.
This morning, I had the pattern at KFNL all to myself for about 20 minutes while I did a series of touch and go landings. I can’t tell you how rare it is not to be duking it out with a bunch of 172’s on a nice morning. I guess they were all sleeping in! After I had my fill of touch and go’s I headed for Longmont (KLMO) for some less expensive 100LL. I caught sight of a Cub doing low level recon so a brief “hello” diversion was necessary before proceeding to Longmont.
.
I had planned on spending the rest of the day diagnosing and fixing my inoperative fuel quantity gauge. I was, instead, happy to see that a fuse had fallen out. I couldn’t find the original fuse so I just installed a new one. Works like a charm. The only thing I can figure out is that I must have missed the actual fuse slot when I originally installed the fuse while standing on my head and using my fingers to feel for the opening.
.
With the big fuel gauge issue resolved, I had some free time so I called my Mom and had her bring her car out for an oil change.
.
I finished up with Mom’s car just in time to greet some visitors from Durango, CO. I won’t publish his name because I haven’t asked his permission, but he’s building an O320-powered Midget Mustang and wanted to see my project. We talked for an hour or so and he went on his way. I’m always fairly self-conscious when someone who’s obviously got a lot of flying and building experience wants to come see my project. I’ve learned quite a bit during the last 6 years, but I’m by no means, an authority on anything!
.
I had a string of visitors the rest of the day with one person arriving as the other was about to leave. It was really great. I visited a few open hangar doors as I left the airport and was able to see an RV-7A under construction that I hadn’t even known was on the field prior to today. On top of that, I also found that there’s a guy on the field who’s building a Radial Rocket. That’s a VERY cool airplane. If somebody told me I could have a Lancair IV-P or a Radial Rocket, it’d be a tough decision. That’s one very cool airplane.
.

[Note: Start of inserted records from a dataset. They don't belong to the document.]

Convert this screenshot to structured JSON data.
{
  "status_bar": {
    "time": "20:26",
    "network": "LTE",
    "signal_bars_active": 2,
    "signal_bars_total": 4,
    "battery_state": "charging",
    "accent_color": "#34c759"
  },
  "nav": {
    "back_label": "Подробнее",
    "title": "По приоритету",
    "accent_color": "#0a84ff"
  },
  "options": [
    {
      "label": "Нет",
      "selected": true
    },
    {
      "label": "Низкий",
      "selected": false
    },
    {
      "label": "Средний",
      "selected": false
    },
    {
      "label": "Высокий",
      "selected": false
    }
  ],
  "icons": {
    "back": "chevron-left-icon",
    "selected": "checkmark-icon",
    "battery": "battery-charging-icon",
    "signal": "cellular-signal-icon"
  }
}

Well, this entry is rapidly approaching the ridiculously long point so I’ll wrap it up. I’ve got to get my 2009 tax stuff together tomorrow because I’ve got a meeting with the tax lady on Tuesday. Probably won’t be any flying tomorrow. A bunch of us have a photo shoot planned for Wednesday morning up in the mountains. We’re hoping to get a few shots with the fall colors early in the morning. Since I’m bringing nothing to the table in terms of photo-ship capabilities, I’m planning to buy somebody some fuel and maybe even breakfast!